[Records drawn from a dataset]
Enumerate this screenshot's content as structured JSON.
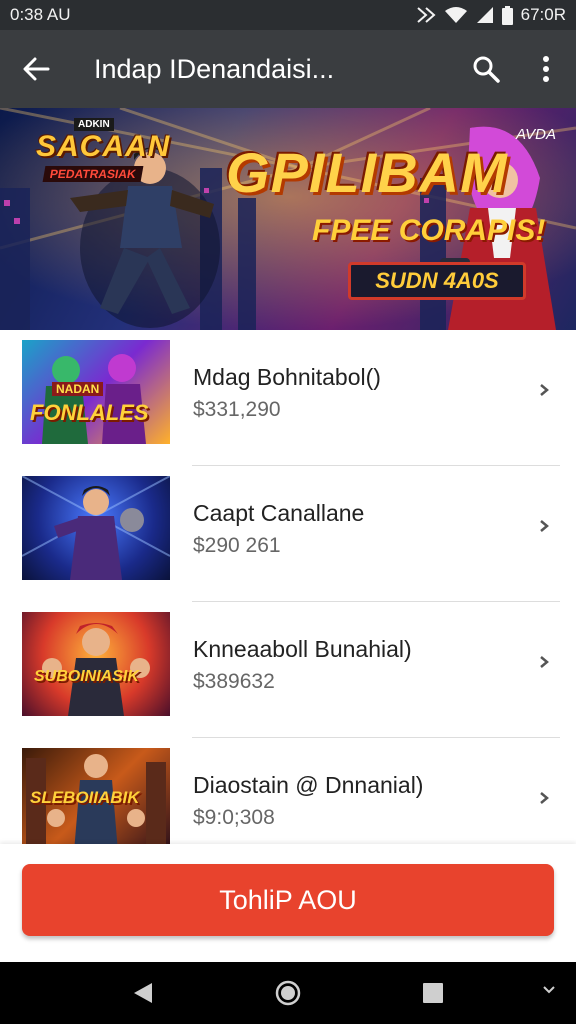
{
  "status_bar": {
    "time": "0:38 AU",
    "clock_right": "67:0R",
    "icons": [
      "nfc-icon",
      "wifi-icon",
      "signal-icon",
      "battery-icon"
    ]
  },
  "app_bar": {
    "title": "Indap IDenandaisi...",
    "icons": [
      "back-arrow-icon",
      "search-icon",
      "more-vert-icon"
    ]
  },
  "banner": {
    "corner_label": "AVDA",
    "left_badge": "ADKIN",
    "left_title": "SACAAN",
    "left_subtitle": "PEDATRASIAK",
    "title": "GPILIBAM",
    "subtitle": "FPEE CORAPIS!",
    "cta": "SUDN 4A0S"
  },
  "products": [
    {
      "name": "Mdag Bohnitabol()",
      "price": "$331,290",
      "thumb_text": "FONLALES",
      "thumb_badge": "NADAN"
    },
    {
      "name": "Caapt Canallane",
      "price": "$290 261",
      "thumb_text": "",
      "thumb_badge": ""
    },
    {
      "name": "Knneaaboll Bunahial)",
      "price": "$389632",
      "thumb_text": "SUBOINIASIK",
      "thumb_badge": ""
    },
    {
      "name": "Diaostain @ Dnnanial)",
      "price": "$9:0;308",
      "thumb_text": "SLEBOIIABIK",
      "thumb_badge": ""
    }
  ],
  "action_button": {
    "label": "TohliP AOU"
  },
  "nav_bar": {
    "icons": [
      "back-triangle-icon",
      "home-circle-icon",
      "recents-square-icon",
      "chevron-down-icon"
    ]
  },
  "colors": {
    "accent": "#e8432d",
    "app_bar": "#3a3d40",
    "status_bar": "#2b2e31"
  }
}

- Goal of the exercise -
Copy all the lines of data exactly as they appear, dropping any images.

- Solution below -
Enumerate this screenshot's content as structured JSON.
{
  "status_bar": {
    "time": "0:38 AU",
    "clock_right": "67:0R",
    "icons": [
      "nfc-icon",
      "wifi-icon",
      "signal-icon",
      "battery-icon"
    ]
  },
  "app_bar": {
    "title": "Indap IDenandaisi...",
    "icons": [
      "back-arrow-icon",
      "search-icon",
      "more-vert-icon"
    ]
  },
  "banner": {
    "corner_label": "AVDA",
    "left_badge": "ADKIN",
    "left_title": "SACAAN",
    "left_subtitle": "PEDATRASIAK",
    "title": "GPILIBAM",
    "subtitle": "FPEE CORAPIS!",
    "cta": "SUDN 4A0S"
  },
  "products": [
    {
      "name": "Mdag Bohnitabol()",
      "price": "$331,290",
      "thumb_text": "FONLALES",
      "thumb_badge": "NADAN"
    },
    {
      "name": "Caapt Canallane",
      "price": "$290 261",
      "thumb_text": "",
      "thumb_badge": ""
    },
    {
      "name": "Knneaaboll Bunahial)",
      "price": "$389632",
      "thumb_text": "SUBOINIASIK",
      "thumb_badge": ""
    },
    {
      "name": "Diaostain @ Dnnanial)",
      "price": "$9:0;308",
      "thumb_text": "SLEBOIIABIK",
      "thumb_badge": ""
    }
  ],
  "action_button": {
    "label": "TohliP AOU"
  },
  "nav_bar": {
    "icons": [
      "back-triangle-icon",
      "home-circle-icon",
      "recents-square-icon",
      "chevron-down-icon"
    ]
  },
  "colors": {
    "accent": "#e8432d",
    "app_bar": "#3a3d40",
    "status_bar": "#2b2e31"
  }
}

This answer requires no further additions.